• Records shown:
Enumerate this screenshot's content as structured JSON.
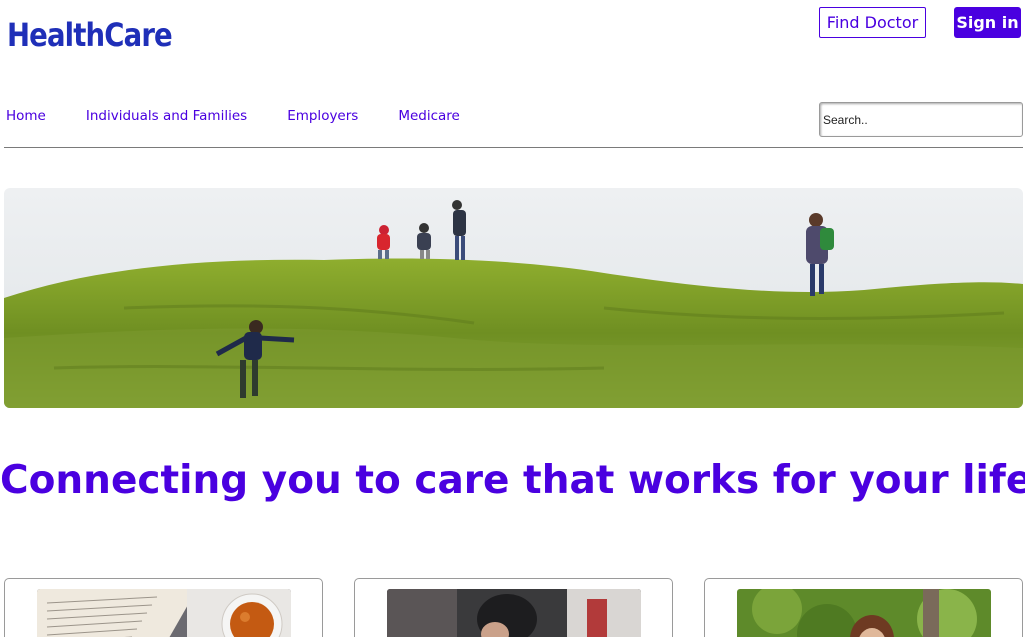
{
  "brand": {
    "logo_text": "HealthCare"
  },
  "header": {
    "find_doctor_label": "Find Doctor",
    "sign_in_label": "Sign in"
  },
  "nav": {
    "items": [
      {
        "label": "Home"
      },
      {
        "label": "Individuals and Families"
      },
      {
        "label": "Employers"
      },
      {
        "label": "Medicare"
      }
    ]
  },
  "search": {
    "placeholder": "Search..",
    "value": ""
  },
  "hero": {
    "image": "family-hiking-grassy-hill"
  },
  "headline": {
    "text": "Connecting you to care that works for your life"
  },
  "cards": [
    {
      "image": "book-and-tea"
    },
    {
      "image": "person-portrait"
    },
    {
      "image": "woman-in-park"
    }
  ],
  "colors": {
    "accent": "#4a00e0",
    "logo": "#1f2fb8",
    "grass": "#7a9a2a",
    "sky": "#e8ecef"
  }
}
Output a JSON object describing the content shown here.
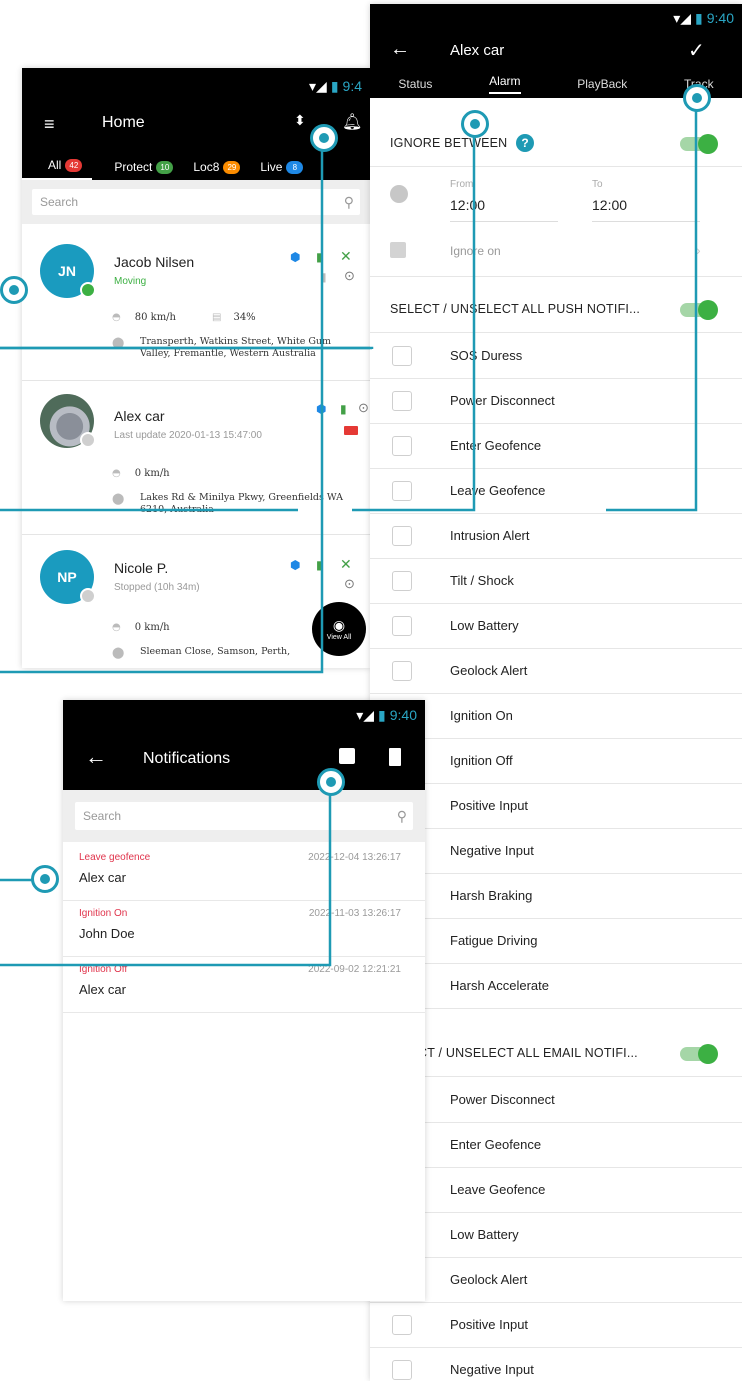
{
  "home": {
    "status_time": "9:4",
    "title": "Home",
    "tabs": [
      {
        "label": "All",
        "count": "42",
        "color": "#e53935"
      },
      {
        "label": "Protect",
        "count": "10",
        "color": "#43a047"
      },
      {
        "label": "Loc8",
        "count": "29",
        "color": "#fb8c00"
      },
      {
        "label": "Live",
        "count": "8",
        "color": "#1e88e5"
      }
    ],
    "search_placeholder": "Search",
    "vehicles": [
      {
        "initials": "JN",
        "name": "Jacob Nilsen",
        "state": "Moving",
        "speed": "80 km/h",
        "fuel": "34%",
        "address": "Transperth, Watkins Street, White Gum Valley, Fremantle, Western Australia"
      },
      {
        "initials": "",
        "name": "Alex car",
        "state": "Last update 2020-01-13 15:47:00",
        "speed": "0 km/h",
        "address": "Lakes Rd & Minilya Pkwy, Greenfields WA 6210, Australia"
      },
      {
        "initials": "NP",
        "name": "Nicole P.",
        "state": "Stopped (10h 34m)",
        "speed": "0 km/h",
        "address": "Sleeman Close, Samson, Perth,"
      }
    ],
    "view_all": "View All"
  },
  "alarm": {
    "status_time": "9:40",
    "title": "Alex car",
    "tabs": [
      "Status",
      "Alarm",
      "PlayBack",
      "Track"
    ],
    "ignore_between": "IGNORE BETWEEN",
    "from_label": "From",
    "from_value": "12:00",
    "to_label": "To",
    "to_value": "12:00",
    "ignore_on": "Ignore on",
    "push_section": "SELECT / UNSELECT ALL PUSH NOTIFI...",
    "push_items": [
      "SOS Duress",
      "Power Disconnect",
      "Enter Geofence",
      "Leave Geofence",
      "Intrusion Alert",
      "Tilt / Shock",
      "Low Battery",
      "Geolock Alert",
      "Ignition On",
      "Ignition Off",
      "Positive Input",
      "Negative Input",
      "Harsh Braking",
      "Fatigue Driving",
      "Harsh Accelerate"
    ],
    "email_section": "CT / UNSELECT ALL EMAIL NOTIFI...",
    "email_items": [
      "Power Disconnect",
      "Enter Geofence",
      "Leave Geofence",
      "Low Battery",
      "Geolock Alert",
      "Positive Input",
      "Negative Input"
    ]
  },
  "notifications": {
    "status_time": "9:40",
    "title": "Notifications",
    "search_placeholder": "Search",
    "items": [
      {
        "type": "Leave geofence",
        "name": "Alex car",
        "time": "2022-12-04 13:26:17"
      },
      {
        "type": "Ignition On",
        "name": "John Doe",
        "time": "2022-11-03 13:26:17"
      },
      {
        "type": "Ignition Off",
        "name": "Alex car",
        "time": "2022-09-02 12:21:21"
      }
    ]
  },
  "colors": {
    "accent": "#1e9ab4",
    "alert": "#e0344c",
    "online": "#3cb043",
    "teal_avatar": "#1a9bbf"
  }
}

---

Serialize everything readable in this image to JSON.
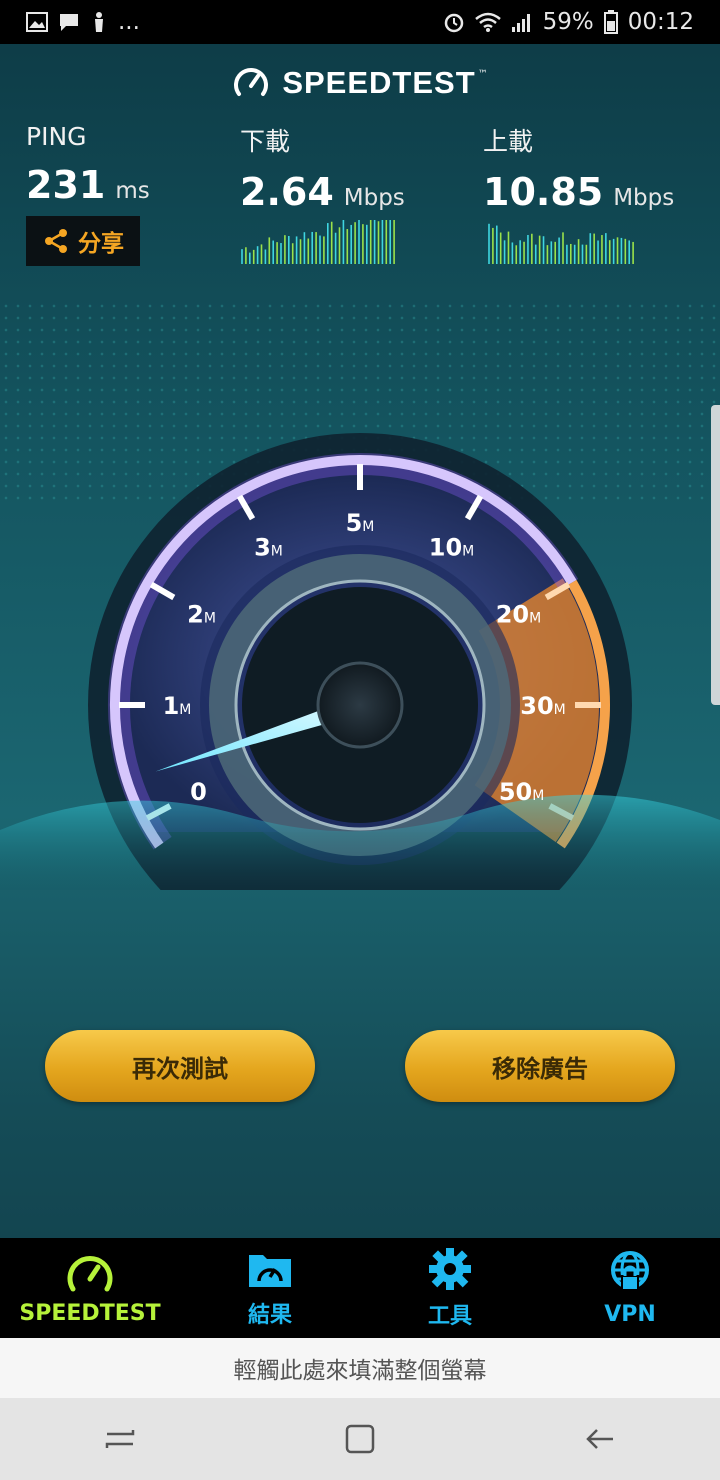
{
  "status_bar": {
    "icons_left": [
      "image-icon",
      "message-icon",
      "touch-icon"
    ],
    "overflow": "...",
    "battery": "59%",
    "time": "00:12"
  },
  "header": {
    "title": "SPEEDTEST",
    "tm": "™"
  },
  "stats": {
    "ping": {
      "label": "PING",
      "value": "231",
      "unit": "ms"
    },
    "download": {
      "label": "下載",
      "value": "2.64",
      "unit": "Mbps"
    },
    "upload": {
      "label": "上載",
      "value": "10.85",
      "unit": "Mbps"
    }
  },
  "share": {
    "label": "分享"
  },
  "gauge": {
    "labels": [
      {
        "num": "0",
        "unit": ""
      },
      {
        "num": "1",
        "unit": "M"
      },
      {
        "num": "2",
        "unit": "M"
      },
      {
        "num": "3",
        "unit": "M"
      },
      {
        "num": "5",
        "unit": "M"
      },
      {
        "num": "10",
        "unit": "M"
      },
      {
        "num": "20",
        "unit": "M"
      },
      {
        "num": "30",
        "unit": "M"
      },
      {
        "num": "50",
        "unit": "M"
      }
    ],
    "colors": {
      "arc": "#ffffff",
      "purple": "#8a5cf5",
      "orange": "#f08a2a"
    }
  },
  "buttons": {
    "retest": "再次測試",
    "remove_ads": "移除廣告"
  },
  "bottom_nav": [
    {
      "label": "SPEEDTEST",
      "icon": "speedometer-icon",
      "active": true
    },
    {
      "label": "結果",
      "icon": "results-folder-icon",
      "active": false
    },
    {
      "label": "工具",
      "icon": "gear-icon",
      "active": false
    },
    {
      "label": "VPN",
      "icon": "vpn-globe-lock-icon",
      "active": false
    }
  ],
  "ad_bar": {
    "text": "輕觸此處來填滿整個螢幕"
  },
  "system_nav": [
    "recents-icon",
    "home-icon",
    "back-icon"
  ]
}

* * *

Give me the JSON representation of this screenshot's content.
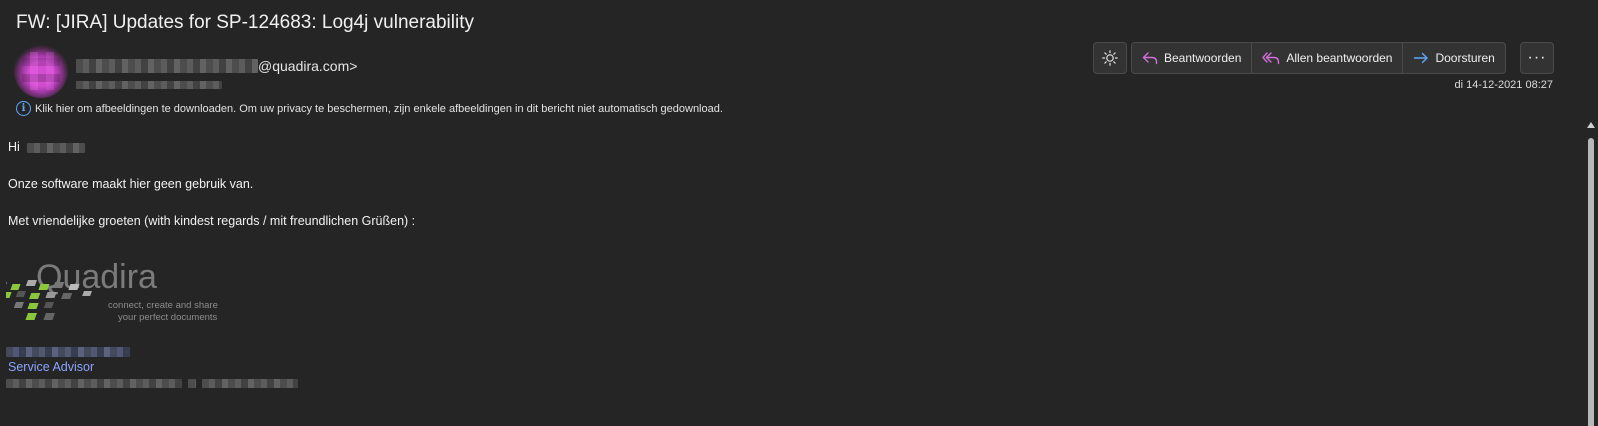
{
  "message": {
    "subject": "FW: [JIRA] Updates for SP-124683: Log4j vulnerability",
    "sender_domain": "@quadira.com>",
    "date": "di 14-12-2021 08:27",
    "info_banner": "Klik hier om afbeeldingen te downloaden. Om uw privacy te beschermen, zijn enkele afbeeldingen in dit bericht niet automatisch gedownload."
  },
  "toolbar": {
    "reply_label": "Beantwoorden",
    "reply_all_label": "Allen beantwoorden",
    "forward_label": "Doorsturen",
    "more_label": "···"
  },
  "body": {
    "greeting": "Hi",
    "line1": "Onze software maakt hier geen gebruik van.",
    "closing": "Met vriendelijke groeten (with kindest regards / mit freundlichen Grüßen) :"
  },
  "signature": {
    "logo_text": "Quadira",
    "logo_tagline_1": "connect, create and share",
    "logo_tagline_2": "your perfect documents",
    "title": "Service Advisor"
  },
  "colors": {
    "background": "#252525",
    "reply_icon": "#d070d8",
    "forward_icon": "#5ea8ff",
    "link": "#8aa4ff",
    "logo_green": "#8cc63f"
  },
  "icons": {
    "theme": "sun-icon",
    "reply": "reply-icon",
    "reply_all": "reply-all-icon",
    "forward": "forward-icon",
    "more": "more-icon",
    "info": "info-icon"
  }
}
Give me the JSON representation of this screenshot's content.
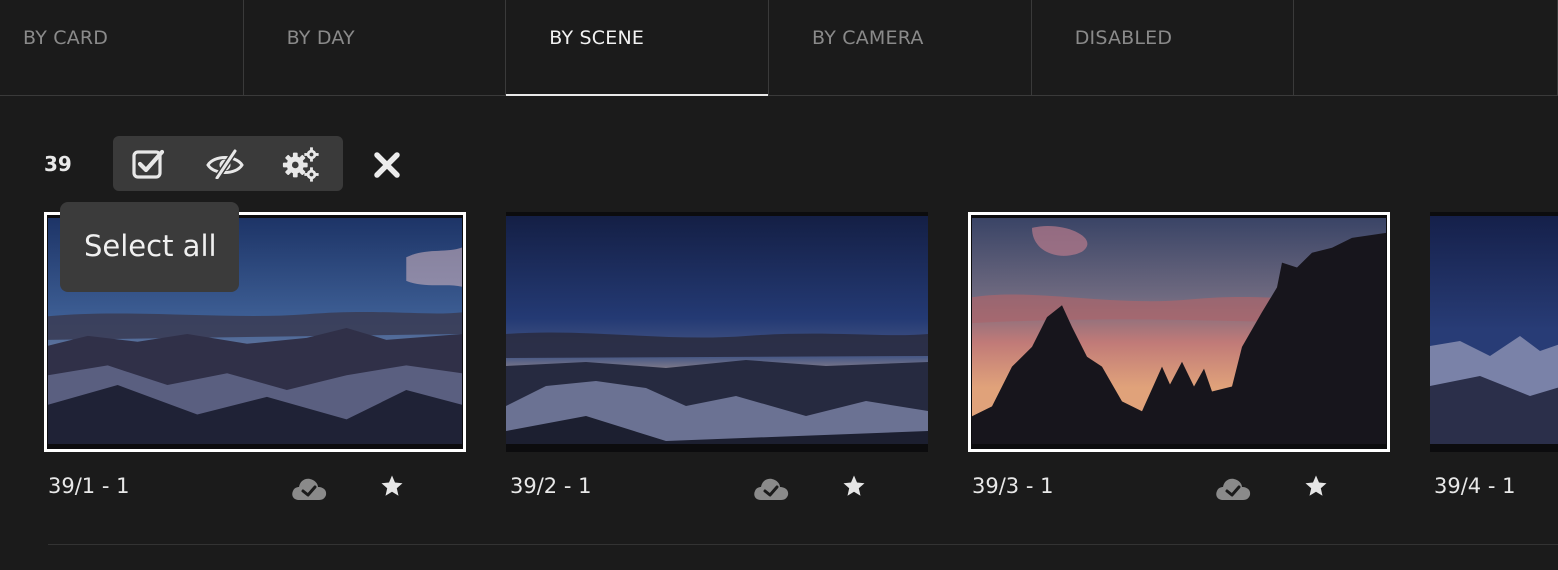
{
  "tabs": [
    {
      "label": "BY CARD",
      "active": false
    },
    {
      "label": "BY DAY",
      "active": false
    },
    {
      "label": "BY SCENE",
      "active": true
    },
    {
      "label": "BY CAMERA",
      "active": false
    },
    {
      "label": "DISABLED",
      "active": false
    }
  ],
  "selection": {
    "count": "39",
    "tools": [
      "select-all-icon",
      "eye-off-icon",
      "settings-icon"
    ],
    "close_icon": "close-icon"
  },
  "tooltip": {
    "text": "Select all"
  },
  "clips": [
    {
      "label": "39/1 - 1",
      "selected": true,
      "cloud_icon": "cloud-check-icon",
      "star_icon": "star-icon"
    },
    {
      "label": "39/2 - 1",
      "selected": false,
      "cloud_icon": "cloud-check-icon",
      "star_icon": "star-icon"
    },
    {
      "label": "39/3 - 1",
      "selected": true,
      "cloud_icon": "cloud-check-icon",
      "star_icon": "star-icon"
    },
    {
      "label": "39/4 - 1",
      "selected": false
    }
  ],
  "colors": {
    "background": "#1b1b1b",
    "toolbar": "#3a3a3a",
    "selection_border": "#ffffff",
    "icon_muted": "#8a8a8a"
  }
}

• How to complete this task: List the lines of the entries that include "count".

• Finished exercise:
        "count": "42",
        "count": "10",
        "count": "29",
        "count": "8",
    "count": "39",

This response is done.